■ Task instructions: Apart from the pictures, every line below needs to be reproduced verbatim.

══ Extracted information

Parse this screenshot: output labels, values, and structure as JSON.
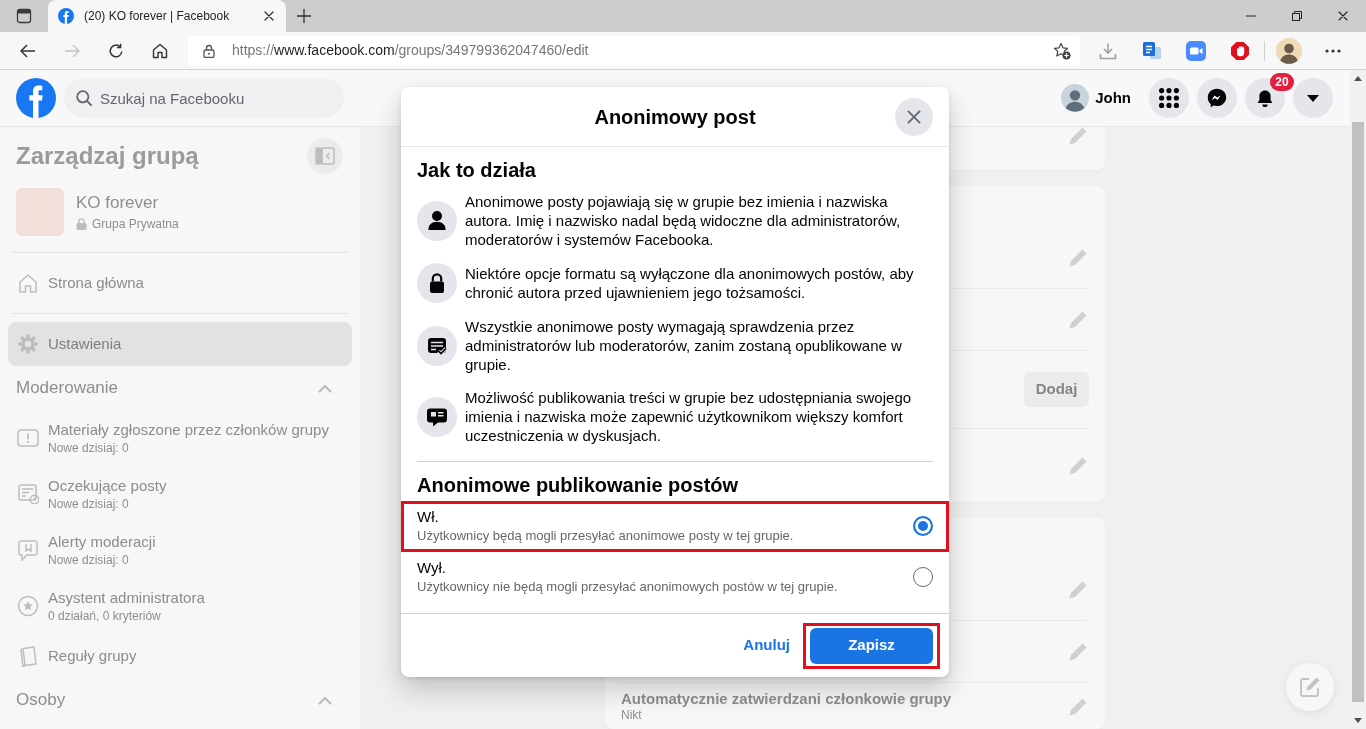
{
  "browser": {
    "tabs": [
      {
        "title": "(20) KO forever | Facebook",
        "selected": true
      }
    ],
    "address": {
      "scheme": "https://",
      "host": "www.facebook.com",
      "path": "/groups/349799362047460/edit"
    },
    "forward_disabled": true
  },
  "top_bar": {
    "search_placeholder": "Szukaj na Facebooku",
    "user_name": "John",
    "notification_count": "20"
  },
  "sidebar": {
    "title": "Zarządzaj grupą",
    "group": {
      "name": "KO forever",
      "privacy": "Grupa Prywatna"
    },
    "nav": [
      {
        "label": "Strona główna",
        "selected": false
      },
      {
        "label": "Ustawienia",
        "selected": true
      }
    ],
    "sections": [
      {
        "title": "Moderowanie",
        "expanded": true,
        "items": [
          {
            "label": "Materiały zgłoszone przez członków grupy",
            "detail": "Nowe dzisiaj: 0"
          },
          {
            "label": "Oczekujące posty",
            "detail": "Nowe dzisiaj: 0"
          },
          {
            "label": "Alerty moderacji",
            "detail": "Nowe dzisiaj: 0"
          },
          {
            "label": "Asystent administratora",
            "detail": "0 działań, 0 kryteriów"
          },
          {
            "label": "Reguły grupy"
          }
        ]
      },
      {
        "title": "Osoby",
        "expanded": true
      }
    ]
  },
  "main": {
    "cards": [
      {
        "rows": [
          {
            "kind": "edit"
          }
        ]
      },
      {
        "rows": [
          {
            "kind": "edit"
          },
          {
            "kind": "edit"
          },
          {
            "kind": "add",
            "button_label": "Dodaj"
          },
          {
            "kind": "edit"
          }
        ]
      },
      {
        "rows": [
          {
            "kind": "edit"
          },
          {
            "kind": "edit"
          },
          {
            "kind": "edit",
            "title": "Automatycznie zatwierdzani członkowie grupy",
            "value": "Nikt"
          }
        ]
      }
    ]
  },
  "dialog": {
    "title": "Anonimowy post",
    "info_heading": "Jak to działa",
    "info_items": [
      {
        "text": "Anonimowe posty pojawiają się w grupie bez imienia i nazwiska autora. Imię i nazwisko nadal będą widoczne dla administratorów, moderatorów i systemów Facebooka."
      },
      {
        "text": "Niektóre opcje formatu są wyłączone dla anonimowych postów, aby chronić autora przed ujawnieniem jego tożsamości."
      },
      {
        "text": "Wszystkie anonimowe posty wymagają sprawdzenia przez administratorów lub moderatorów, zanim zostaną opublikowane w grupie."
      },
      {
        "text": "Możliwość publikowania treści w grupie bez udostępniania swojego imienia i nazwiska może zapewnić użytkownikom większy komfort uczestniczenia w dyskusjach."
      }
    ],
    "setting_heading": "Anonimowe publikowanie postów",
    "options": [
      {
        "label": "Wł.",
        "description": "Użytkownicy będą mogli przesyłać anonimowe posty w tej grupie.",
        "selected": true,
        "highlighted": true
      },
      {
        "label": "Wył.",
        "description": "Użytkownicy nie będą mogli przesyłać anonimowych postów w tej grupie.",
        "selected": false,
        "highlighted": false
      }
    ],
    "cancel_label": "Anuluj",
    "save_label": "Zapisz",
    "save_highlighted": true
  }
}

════

■ Exercise result:
Parse this screenshot: output labels, values, and structure as JSON.
{
  "browser": {
    "tabs": [
      {
        "title": "(20) KO forever | Facebook",
        "selected": true
      }
    ],
    "address": {
      "scheme": "https://",
      "host": "www.facebook.com",
      "path": "/groups/349799362047460/edit"
    },
    "forward_disabled": true
  },
  "top_bar": {
    "search_placeholder": "Szukaj na Facebooku",
    "user_name": "John",
    "notification_count": "20"
  },
  "sidebar": {
    "title": "Zarządzaj grupą",
    "group": {
      "name": "KO forever",
      "privacy": "Grupa Prywatna"
    },
    "nav": [
      {
        "label": "Strona główna",
        "selected": false
      },
      {
        "label": "Ustawienia",
        "selected": true
      }
    ],
    "sections": [
      {
        "title": "Moderowanie",
        "expanded": true,
        "items": [
          {
            "label": "Materiały zgłoszone przez członków grupy",
            "detail": "Nowe dzisiaj: 0"
          },
          {
            "label": "Oczekujące posty",
            "detail": "Nowe dzisiaj: 0"
          },
          {
            "label": "Alerty moderacji",
            "detail": "Nowe dzisiaj: 0"
          },
          {
            "label": "Asystent administratora",
            "detail": "0 działań, 0 kryteriów"
          },
          {
            "label": "Reguły grupy"
          }
        ]
      },
      {
        "title": "Osoby",
        "expanded": true
      }
    ]
  },
  "main": {
    "cards": [
      {
        "rows": [
          {
            "kind": "edit"
          }
        ]
      },
      {
        "rows": [
          {
            "kind": "edit"
          },
          {
            "kind": "edit"
          },
          {
            "kind": "add",
            "button_label": "Dodaj"
          },
          {
            "kind": "edit"
          }
        ]
      },
      {
        "rows": [
          {
            "kind": "edit"
          },
          {
            "kind": "edit"
          },
          {
            "kind": "edit",
            "title": "Automatycznie zatwierdzani członkowie grupy",
            "value": "Nikt"
          }
        ]
      }
    ]
  },
  "dialog": {
    "title": "Anonimowy post",
    "info_heading": "Jak to działa",
    "info_items": [
      {
        "text": "Anonimowe posty pojawiają się w grupie bez imienia i nazwiska autora. Imię i nazwisko nadal będą widoczne dla administratorów, moderatorów i systemów Facebooka."
      },
      {
        "text": "Niektóre opcje formatu są wyłączone dla anonimowych postów, aby chronić autora przed ujawnieniem jego tożsamości."
      },
      {
        "text": "Wszystkie anonimowe posty wymagają sprawdzenia przez administratorów lub moderatorów, zanim zostaną opublikowane w grupie."
      },
      {
        "text": "Możliwość publikowania treści w grupie bez udostępniania swojego imienia i nazwiska może zapewnić użytkownikom większy komfort uczestniczenia w dyskusjach."
      }
    ],
    "setting_heading": "Anonimowe publikowanie postów",
    "options": [
      {
        "label": "Wł.",
        "description": "Użytkownicy będą mogli przesyłać anonimowe posty w tej grupie.",
        "selected": true,
        "highlighted": true
      },
      {
        "label": "Wył.",
        "description": "Użytkownicy nie będą mogli przesyłać anonimowych postów w tej grupie.",
        "selected": false,
        "highlighted": false
      }
    ],
    "cancel_label": "Anuluj",
    "save_label": "Zapisz",
    "save_highlighted": true
  }
}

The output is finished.